Terms of em­ploy­ment


There is a cer­tain amount of sur­prise around con­cern­ing An­drea Ian­none’s em­ploy­ment at Aprilia for 2019. Some peo­ple are shocked that Suzuki didn’t try to keep him, oth­ers that Du­cati didn’t want him back. Let me tell you two sto­ries. A few years ago a jour­nal­ist on his way to Motegi for­got his In­ter­na­tional Driv­ing Per­mit. He bowed and pre­sented the hire-car com­pany with a spu­ri­ous piece of pa­per­work, got his car and drove off con­grat­u­lat­ing him­self on his cun­ning. 12 months later he turned up at the same counter to be told they could not rent him a car. Sorry. Suzuki have a sim­i­lar mind­set. Their two-year con­tract with Ian­none started hor­ri­bly, but the car-hire mo­ment came at Le Mans 2017 when he was over­taken by team mate Syl­vain Guin­toli, who was re­plac­ing the in­jured Alex Rins. Ian­none dropped his lap times by well over a sec­ond-and-ahalf. Suzuki wouldn’t tear up their con­tract, that would have been un­think­able for a com­pany with their at­ti­tude. They re­solved to grit their teeth and see the sec­ond year out. But it wouldn’t mat­ter if he won races, he’d still be out. As it hap­pened his team mate out­shone him for most of the time. Go back a year and the car-hire mo­ment with Du­cati came when Ian­none rammed team mate An­drea Dovizioso in Ar­gentina, scut­tling a one-two. I have never seen any team man­age­ment so an­gry. The con­tract ex­ten­sion he was due to sign at the next race was promptly torn up. The moral of the sto­ries is: it’s OK to be an in­suf­fer­able arse as a fac­tory racer, so long as you’re win­ning.

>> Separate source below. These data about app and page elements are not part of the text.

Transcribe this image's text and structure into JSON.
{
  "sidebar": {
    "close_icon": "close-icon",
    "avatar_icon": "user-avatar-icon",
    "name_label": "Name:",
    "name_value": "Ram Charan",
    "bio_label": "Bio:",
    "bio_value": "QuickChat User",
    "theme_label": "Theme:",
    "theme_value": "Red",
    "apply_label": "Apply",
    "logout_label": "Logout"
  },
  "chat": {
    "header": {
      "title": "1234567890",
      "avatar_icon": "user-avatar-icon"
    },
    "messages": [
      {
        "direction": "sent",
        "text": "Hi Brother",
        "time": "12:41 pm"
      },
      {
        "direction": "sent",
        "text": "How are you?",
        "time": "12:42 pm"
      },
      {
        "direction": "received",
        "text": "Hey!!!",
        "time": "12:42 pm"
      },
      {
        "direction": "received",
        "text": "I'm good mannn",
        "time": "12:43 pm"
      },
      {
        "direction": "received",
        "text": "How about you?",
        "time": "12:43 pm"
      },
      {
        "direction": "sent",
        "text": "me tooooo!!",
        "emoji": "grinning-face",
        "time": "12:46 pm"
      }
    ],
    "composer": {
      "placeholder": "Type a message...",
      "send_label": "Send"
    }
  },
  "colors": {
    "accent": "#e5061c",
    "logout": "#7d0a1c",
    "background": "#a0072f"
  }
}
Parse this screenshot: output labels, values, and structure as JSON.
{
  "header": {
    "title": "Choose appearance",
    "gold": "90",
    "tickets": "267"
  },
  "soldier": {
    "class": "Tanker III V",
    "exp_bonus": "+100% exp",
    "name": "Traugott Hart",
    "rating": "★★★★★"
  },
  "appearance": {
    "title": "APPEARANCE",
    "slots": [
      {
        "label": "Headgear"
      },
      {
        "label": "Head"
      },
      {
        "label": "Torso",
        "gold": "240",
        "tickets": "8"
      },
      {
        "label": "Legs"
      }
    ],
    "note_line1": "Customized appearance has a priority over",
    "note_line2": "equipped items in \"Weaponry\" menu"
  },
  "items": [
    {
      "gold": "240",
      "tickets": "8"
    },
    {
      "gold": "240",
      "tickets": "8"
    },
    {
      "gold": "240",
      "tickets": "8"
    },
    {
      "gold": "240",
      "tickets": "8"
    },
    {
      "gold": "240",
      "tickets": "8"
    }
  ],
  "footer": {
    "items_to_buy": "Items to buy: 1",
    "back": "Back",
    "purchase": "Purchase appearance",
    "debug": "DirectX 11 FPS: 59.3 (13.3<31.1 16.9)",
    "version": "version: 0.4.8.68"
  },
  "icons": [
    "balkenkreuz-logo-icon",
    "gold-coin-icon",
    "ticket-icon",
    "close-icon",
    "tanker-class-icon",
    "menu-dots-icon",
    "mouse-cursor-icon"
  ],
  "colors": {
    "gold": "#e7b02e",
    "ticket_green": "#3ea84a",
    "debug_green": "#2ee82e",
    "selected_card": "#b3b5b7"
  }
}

Ian­none: con­tract con­ster­na­tion

Newspapers in English

Newspapers from UK

© PressReader. All rights reserved.